John Updike was born in Shillington, Pennsylvania, in 1932. He graduated from Harvard College in 1954 and spent a year in Oxford, England, at the Ruskin School of Drawing and Fine Art. From 1955 to 1957 he was a member of the staff of The New Yorker. His novels have won the Pulitzer Prize, the National Book Award, the National Book Critics Circle Award, the Rosenthal Foundation Award, and the William Dean Howells Medal. In 2007 he received the Gold Medal for Fiction from the American Academy of Arts and Letters. John Updike died in January 2009.
“Classically Updike . . . written with fluidity and humor, intelligence and wit about the elusiveness of happiness, contentment, grace.”—Newsday
“Here . . . one last time . . . are the cardinal virtues of a writer who bestrode the American literary landscape for more than a half century: a virtuosic talent for sensual description, the seemingly effortless weaving of image and theme, and an almost Proustian capacity to absorb the reader in the quiddities of childhood and adolescence.”—San Francisco Chronicle

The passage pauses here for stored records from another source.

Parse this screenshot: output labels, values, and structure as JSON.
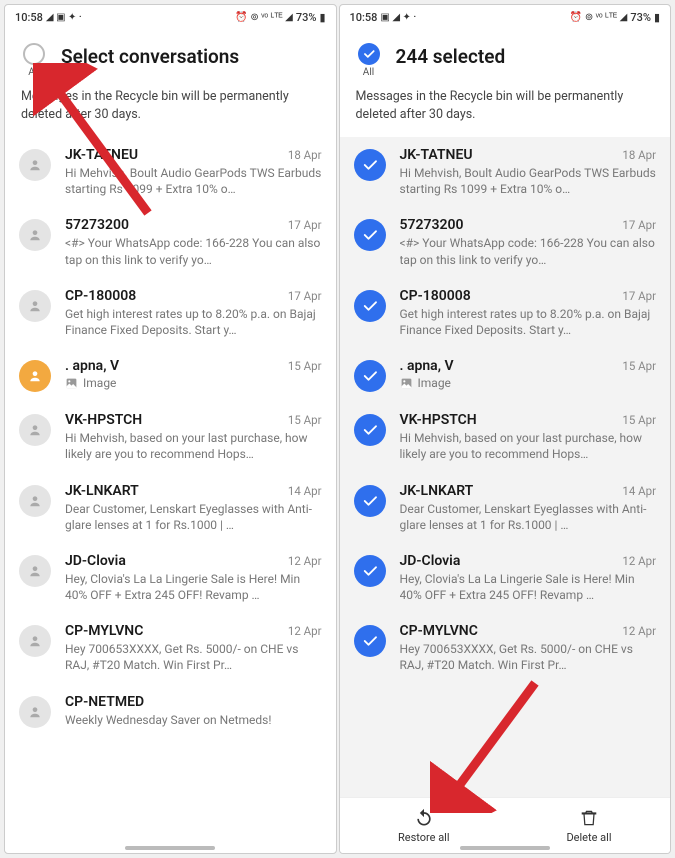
{
  "status": {
    "time": "10:58",
    "battery": "73%"
  },
  "left": {
    "title": "Select conversations",
    "all_label": "All",
    "subtitle": "Messages in the Recycle bin will be permanently deleted after 30 days."
  },
  "right": {
    "title": "244 selected",
    "all_label": "All",
    "subtitle": "Messages in the Recycle bin will be permanently deleted after 30 days.",
    "restore": "Restore all",
    "delete": "Delete all"
  },
  "conversations": [
    {
      "sender": "JK-TATNEU",
      "date": "18 Apr",
      "preview": "Hi Mehvish, Boult Audio GearPods TWS Earbuds starting Rs 1099 + Extra 10% o…"
    },
    {
      "sender": "57273200",
      "date": "17 Apr",
      "preview": "<#> Your WhatsApp code: 166-228 You can also tap on this link to verify yo…"
    },
    {
      "sender": "CP-180008",
      "date": "17 Apr",
      "preview": "Get high interest rates up to 8.20% p.a. on Bajaj Finance Fixed Deposits. Start y…"
    },
    {
      "sender": ". apna, V",
      "date": "15 Apr",
      "preview": "Image",
      "image": true,
      "orange": true
    },
    {
      "sender": "VK-HPSTCH",
      "date": "15 Apr",
      "preview": "Hi Mehvish, based on your last purchase, how likely are you to recommend Hops…"
    },
    {
      "sender": "JK-LNKART",
      "date": "14 Apr",
      "preview": "Dear Customer, Lenskart Eyeglasses with Anti-glare lenses at 1 for Rs.1000 | …"
    },
    {
      "sender": "JD-Clovia",
      "date": "12 Apr",
      "preview": "Hey, Clovia's La La Lingerie Sale is Here! Min 40% OFF + Extra 245 OFF! Revamp …"
    },
    {
      "sender": "CP-MYLVNC",
      "date": "12 Apr",
      "preview": "Hey 700653XXXX,   Get Rs. 5000/- on CHE vs RAJ,   #T20 Match.   Win First Pr…"
    },
    {
      "sender": "CP-NETMED",
      "date": "",
      "preview": "Weekly Wednesday Saver on Netmeds!"
    }
  ]
}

“A self-conscious salute to a grand career of imagining and gorgeously describing our America, along with a wink of gratitude to those readers who have shared the journey.”—The Washington Post